I read a fascinating Twitter comment from Al Mohler this morning before leaving for work - it linked to a book review of a book called; "Forbidden Fruit: Sex and Religion in the Lives of American Teenagers" by sociologist Mark Regnerus. His point is simple, shocking and sincere;
"Evangelicals tend to marry slightly earlier than other Americans, but not by much. Many of them plan to marry in their mid-20s.Yet waiting for sex until then feels far too long to most of them. And I am suggesting that when people wait until their mid-to-late 20s to marry, it is unreasonable to expect them to refrain from sex. It's battling our Creator's reproductive design".
Now let me be clear, I haven't read his book - only Mohler's review. But I must admit as a single person (and one that is sometimes slightly anti-cliche Christian marriage) I found the review and the concept he presented intriguing and stirring. I don't quite see it as far as Mohler states;
"As men and women, we are made for marriage ... Marriage is the central crucible for accepting and fulfilling the adult responsibilities of work, parenthood, and the full acceptance of mature responsibilities".
As excellent a scholar and theologian as Mohler may be - I would argue he has forgotten that Paul makes explicit room for celibacy. Maybe Mohler is reflecting the modern Church he represents, who have also forgotten that Paul made explicit room for celibacy. Rather most single people get treated as odd, different and not quite making up even numbers at dinner parties or social events. Anyhow - back to the book review.
"Mark Regnerus certainly drives the point home when he argues that "when people wait until their mid-to-late 20s to marry, it is unreasonable to expect them to refrain from sex." Nevertheless, Christians are called to a moral standard that, by any secular standard, is profoundly unreasonable. I would prefer to argue that the delay of marriage is unwise, not only because of the demonstrated risk of sexual immorality, but because of the loss of so much God gives to us in marriage".
Probably the cruelest thing that any church leader can do is to deny a couple the chance or opportunity to get married or to delay their wedding. You may argue you have never heard of this happening in the 21st century Christian church. Well I have. And not only that, it is also mentioned in the New Testament;
1 Timothy 4:2-3; "(Such teachings come) by means of the hypocrisy of liars seared in their own conscience as with a branding iron - they forbid people to marry and order them to abstain from certain foods, which God created to be received with thanksgiving by those who believe and who know the truth".
In the Expositor's Bible Commentary Ralph Earle comments on this often-forgotten and rarely taught on verse;
"The apostle uses strong language in describing the teachers of the false doctrines he is about to mention. He declares they are "hypocritical liars" (the teachers who forbid marriage); this implies that they know better but they have deliberately forsaken the faith and teach falsehood ... Paul now mentions two of their false teachings; forbidding marriage and ordering people to "abstain from certain foods" ... what these false teachers forgot is that marriage is an institution that God established as the normal thing in society ... the apostle struck out forcefully against it as a negation of our freedom in Christ".

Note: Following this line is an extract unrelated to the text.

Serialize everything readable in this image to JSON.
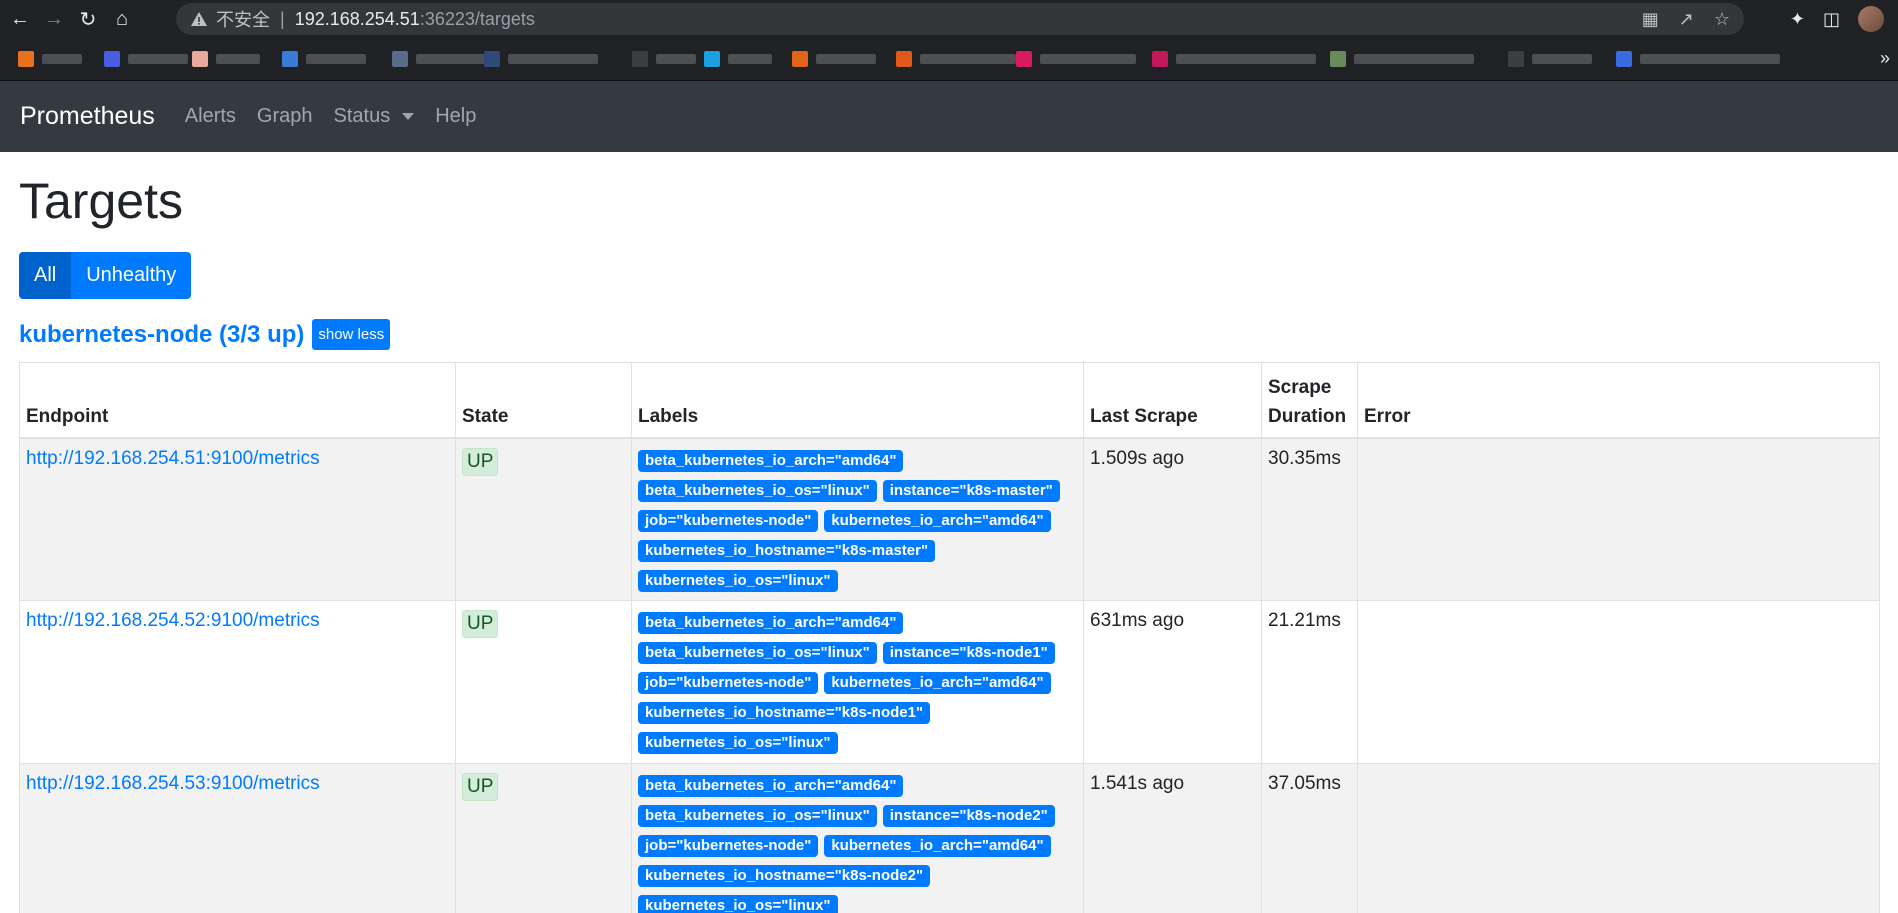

Marriage is one of the most beautiful and complete expressions of the grace of God that He can give. What can get closer to the image of His love, desire and passion for His Bride than that of marriage? In marriage, God has given mankind the opportunity to get a taste - just a taste of what we will enjoy at the marriage supper of the Lamb.
Why am I so utterly passionate about the Song of Solomon being understood in it's true Biblical context? Because nothing excites me more than considering the tangible expression of love and glory that will be ours on that Day when our glorious Bridegroom returns. The glory will be such - we are told - that human marriage will not be in heaven. That's not something to mourn because the wonder of marriage that Christian couples enjoy now is nothing compared to what will be. That is why I so vigorously contend against the false emphasis that men like C J Mahaney and Mark Driscoll put on the Song of Solomon. Such teaching is distracting and putting too much emphasis on human marriage and too little on ultimate marriage - Christ and His church.
I wonder if that happened because too much emphasis was put on human marriage. Christian marriage is a serious undertaking because it is for life, it is done in the sight of God and man - but let us not forget that the apostle Paul himself said;
"But if they do not have self-control, let them marry; for it is better to marry than to burn with passion".
He's not down-grading the sanctity of marriage. But he is also not unnecessarily over-exalting the sanctity of marriage to a near-gnostic level so that marriage is forbidden unnecessarily and thereby sinfully exalting lust. Any leaders who do forbid marriage surely stand before God in accountability for causing those under their care to fall. All that aside - I stand convinced by Mohler's review of this book. Maybe the church has over emphasied too far in one direction and it is time to have the balance of truth adjusted somewhat. Young people!? Get married!!